I Know Who Killed Me
"Pretentious and inane" was the New York Times' Jeannette Catsoulis's verdict on the Lindsay Lohan vehicle I Know Who Killed Me back in 2007, when the Saw and Hostel franchises were in full swing and the Bush administration had, in its waning years, written its tacit approval of the US military's torture of enemy combatants into law with the Military Commissions Act of 2006. In retrospect it seems like a knee-jerk reaction, but an understandable one; although I Know Who Killed Me only flirts with the aesthetic trademarks of torture porn, it came close enough to elicit nauseous recognition. Audiences had seen enough extreme closeups of bound and gagged prisoners' extremities in the process of being patiently mutilated, just as they'd heard enough about Defense Department officials authorizing torture with impunity, and Catsoulis channeled that fatigue in her one-round takedown of a film that, in retrospect, deserves a more detached appraisal.
The Saw phenomenon began in the very same year that the torture of detainees at Abu Ghraib prison was revealed to the public.

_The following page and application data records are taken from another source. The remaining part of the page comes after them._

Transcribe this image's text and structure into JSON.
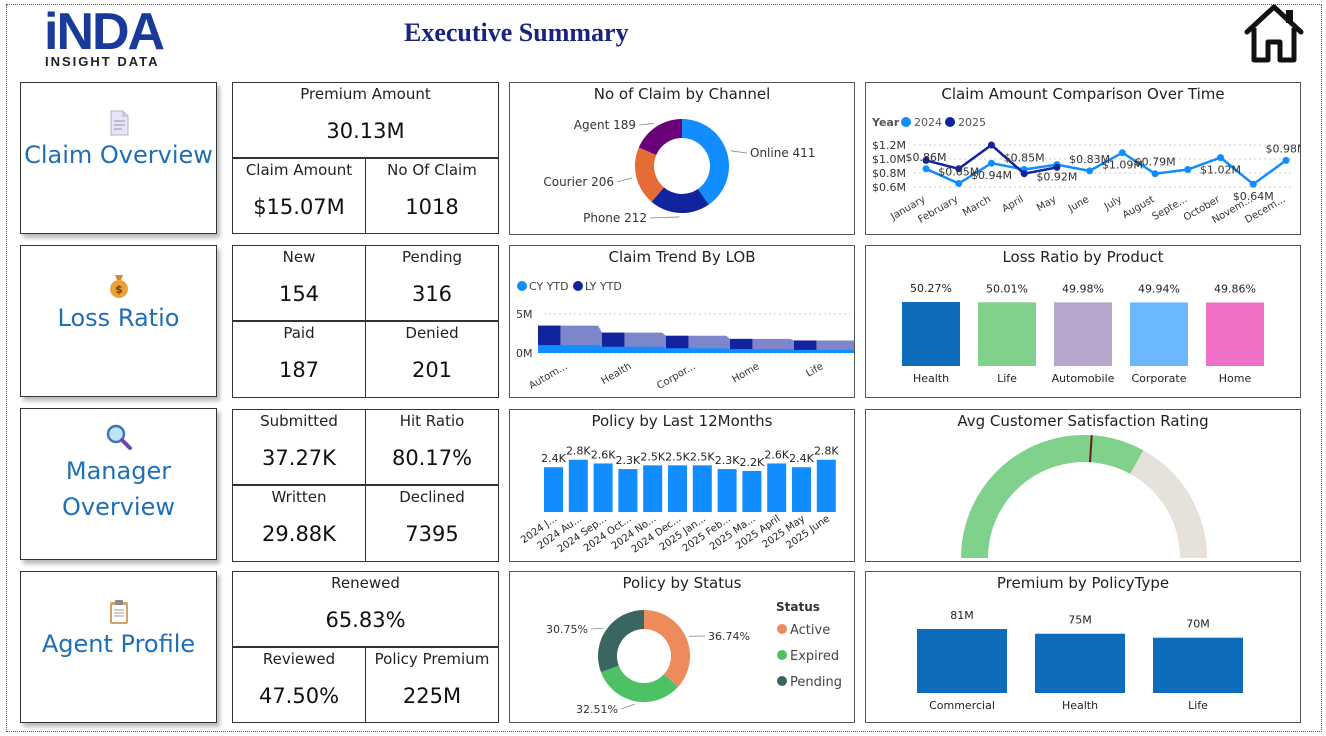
{
  "logo": {
    "main": "iNDA",
    "sub": "INSIGHT DATA"
  },
  "title": "Executive Summary",
  "nav": [
    {
      "label": "Claim Overview",
      "icon": "document-icon"
    },
    {
      "label": "Loss Ratio",
      "icon": "money-bag-icon"
    },
    {
      "label": "Manager Overview",
      "icon": "magnifier-icon"
    },
    {
      "label": "Agent Profile",
      "icon": "clipboard-icon"
    }
  ],
  "kpi": {
    "premium_amount": {
      "label": "Premium Amount",
      "value": "30.13M"
    },
    "claim_amount": {
      "label": "Claim Amount",
      "value": "$15.07M"
    },
    "no_of_claim": {
      "label": "No Of Claim",
      "value": "1018"
    },
    "new": {
      "label": "New",
      "value": "154"
    },
    "pending": {
      "label": "Pending",
      "value": "316"
    },
    "paid": {
      "label": "Paid",
      "value": "187"
    },
    "denied": {
      "label": "Denied",
      "value": "201"
    },
    "submitted": {
      "label": "Submitted",
      "value": "37.27K"
    },
    "hit_ratio": {
      "label": "Hit Ratio",
      "value": "80.17%"
    },
    "written": {
      "label": "Written",
      "value": "29.88K"
    },
    "declined": {
      "label": "Declined",
      "value": "7395"
    },
    "renewed": {
      "label": "Renewed",
      "value": "65.83%"
    },
    "reviewed": {
      "label": "Reviewed",
      "value": "47.50%"
    },
    "policy_premium": {
      "label": "Policy Premium",
      "value": "225M"
    }
  },
  "colors": {
    "nav_text": "#1f6fb6",
    "title": "#1a237e",
    "blue_bright": "#118dff",
    "navy": "#12239e",
    "orange": "#e66c37",
    "purple": "#6b007b",
    "bar_dark": "#0f6cbd"
  },
  "chart_data": [
    {
      "id": "claims_by_channel",
      "type": "pie",
      "title": "No of Claim by Channel",
      "categories": [
        "Online",
        "Phone",
        "Courier",
        "Agent"
      ],
      "values": [
        411,
        212,
        206,
        189
      ],
      "labels": [
        "Online 411",
        "Phone 212",
        "Courier 206",
        "Agent 189"
      ],
      "colors": [
        "#118dff",
        "#12239e",
        "#e66c37",
        "#6b007b"
      ]
    },
    {
      "id": "claim_amount_over_time",
      "type": "line",
      "title": "Claim Amount Comparison Over Time",
      "legend_title": "Year",
      "categories": [
        "January",
        "February",
        "March",
        "April",
        "May",
        "June",
        "July",
        "August",
        "Septe...",
        "October",
        "Novem...",
        "Decem..."
      ],
      "series": [
        {
          "name": "2024",
          "color": "#118dff",
          "values": [
            0.86,
            0.65,
            0.94,
            0.85,
            0.92,
            0.83,
            1.09,
            0.79,
            0.85,
            1.02,
            0.64,
            0.98
          ]
        },
        {
          "name": "2025",
          "color": "#12239e",
          "values": [
            0.98,
            0.86,
            1.2,
            0.79,
            0.88,
            null,
            null,
            null,
            null,
            null,
            null,
            null
          ]
        }
      ],
      "point_labels": [
        "$0.86M",
        "$0.65M",
        "$0.94M",
        "$0.85M",
        "$0.92M",
        "$0.83M",
        "$1.09M",
        "$0.79M",
        "",
        "$1.02M",
        "$0.64M",
        "$0.98M"
      ],
      "yticks": [
        "$1.2M",
        "$1.0M",
        "$0.8M",
        "$0.6M"
      ],
      "ylim": [
        0.6,
        1.2
      ],
      "legend": "top-left"
    },
    {
      "id": "claim_trend_by_lob",
      "type": "area",
      "title": "Claim Trend By LOB",
      "categories": [
        "Autom...",
        "Health",
        "Corpor...",
        "Home",
        "Life"
      ],
      "series": [
        {
          "name": "CY YTD",
          "color": "#118dff",
          "values": [
            1.0,
            0.8,
            0.6,
            0.5,
            0.4
          ]
        },
        {
          "name": "LY YTD",
          "color": "#12239e",
          "values": [
            3.5,
            2.6,
            2.2,
            1.8,
            1.6
          ]
        }
      ],
      "yticks": [
        "5M",
        "0M"
      ],
      "ylim": [
        0,
        6
      ],
      "legend": "top-left"
    },
    {
      "id": "loss_ratio_by_product",
      "type": "bar",
      "title": "Loss Ratio by Product",
      "categories": [
        "Health",
        "Life",
        "Automobile",
        "Corporate",
        "Home"
      ],
      "values": [
        50.27,
        50.01,
        49.98,
        49.94,
        49.86
      ],
      "labels": [
        "50.27%",
        "50.01%",
        "49.98%",
        "49.94%",
        "49.86%"
      ],
      "colors": [
        "#0f6cbd",
        "#7fd18c",
        "#b5a8cc",
        "#6bb8ff",
        "#ee6fc5"
      ]
    },
    {
      "id": "policy_last_12_months",
      "type": "bar",
      "title": "Policy by Last 12Months",
      "categories": [
        "2024 J...",
        "2024 Au...",
        "2024 Sep...",
        "2024 Oct...",
        "2024 No...",
        "2024 Dec...",
        "2025 Jan...",
        "2025 Feb...",
        "2025 Ma...",
        "2025 April",
        "2025 May",
        "2025 June"
      ],
      "values": [
        2.4,
        2.8,
        2.6,
        2.3,
        2.5,
        2.5,
        2.5,
        2.3,
        2.2,
        2.6,
        2.4,
        2.8
      ],
      "labels": [
        "2.4K",
        "2.8K",
        "2.6K",
        "2.3K",
        "2.5K",
        "2.5K",
        "2.5K",
        "2.3K",
        "2.2K",
        "2.6K",
        "2.4K",
        "2.8K"
      ],
      "ylim": [
        0,
        3
      ],
      "color": "#118dff"
    },
    {
      "id": "avg_customer_satisfaction",
      "type": "gauge",
      "title": "Avg Customer Satisfaction Rating",
      "fill_fraction": 0.66,
      "target_fraction": 0.52,
      "colors": [
        "#7fd18c",
        "#e6e1da",
        "#6b1a1a"
      ]
    },
    {
      "id": "policy_by_status",
      "type": "pie",
      "title": "Policy by Status",
      "legend_title": "Status",
      "categories": [
        "Active",
        "Expired",
        "Pending"
      ],
      "values": [
        36.74,
        32.51,
        30.75
      ],
      "labels": [
        "36.74%",
        "32.51%",
        "30.75%"
      ],
      "colors": [
        "#ee8b5b",
        "#4cc265",
        "#3a6661"
      ],
      "legend": "right"
    },
    {
      "id": "premium_by_policytype",
      "type": "bar",
      "title": "Premium by PolicyType",
      "categories": [
        "Commercial",
        "Health",
        "Life"
      ],
      "values": [
        81,
        75,
        70
      ],
      "labels": [
        "81M",
        "75M",
        "70M"
      ],
      "ylim": [
        0,
        90
      ],
      "color": "#0f6cbd"
    }
  ]
}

Critics like the New York Times' Stephen Holden picked up on this resonance immediately, but the fundamental connection between that national trauma and the emergence of a whole new horror subgenre that reveled in detailed depictions of painstakingly elaborate methods of torture could be more widely appreciated. Saw could have come and gone, in one eye and out the other; instead it became a $450 million franchise whose appeal lasted over a decade. It's hardly an overstatement to say that the success of the genre was a reflection of the profound effect that Abu Ghraib had on the national consciousness. When the United States failed to directly address the atrocities and their implications, Saw and Hostel appeared as a jagged mirror showing a confused American people the truth about its moral standing in the world.
Into this maelstrom of national guilt and denial plopped I Know Who Killed Me, a torture porn-inflected psychological thriller in which Lohan plays Aubrey, a multitalented high schooler from a stable home, who, after being kidnapped and tortured, loses her memory and turns into Dakota, a teenage stripper raised by a crack-addict single mom. After Robert Altman's A Prairie Home Companion (2006) Lohan's serious acting chops seemed like an established fact, but I Know Who Killed Me dragged her right back to the level of Butterfly Effect-era Ashton Kutcher. We are never granted 100% certainty about whether, as Dakota insists, she really is this other person, or if, as the FBI psychologist interrogating her believes, she's just Aubrey going through a PTSD-related dissociative episode. The ending, which flirts with Wuthering Heights-levels of gothic camp, seems to suggest that her delusional theories were all true, and she does in fact have an identical twin sister whose injuries metaphysically communicate themselves to her. In that reading, the most fascinating element of Lohan's performance is lost, namely that as Dakota she's really just a sheltered, middle-class, suburban teenage girl's fantasy of what life in the "real world" (read "a world without love, parents, security, money, or a shred of compassion from anyone") does to a person. As a fabrication of Aubrey's imagination, Dakota is a caricature of the underclass, of the margins of society as a Dantean carnival of vice and anomie.
In the late 2000s, a story about a perfect all-American small-town girl turning into an amoral husk of her former self made sense. Having discovered that our fellow citizens were apt to turn around and gleefully commit war crimes in our government's name, we all felt like Aubrey and her friends caught up in their high school football team's victory celebration: "Everyone's insanely crazy."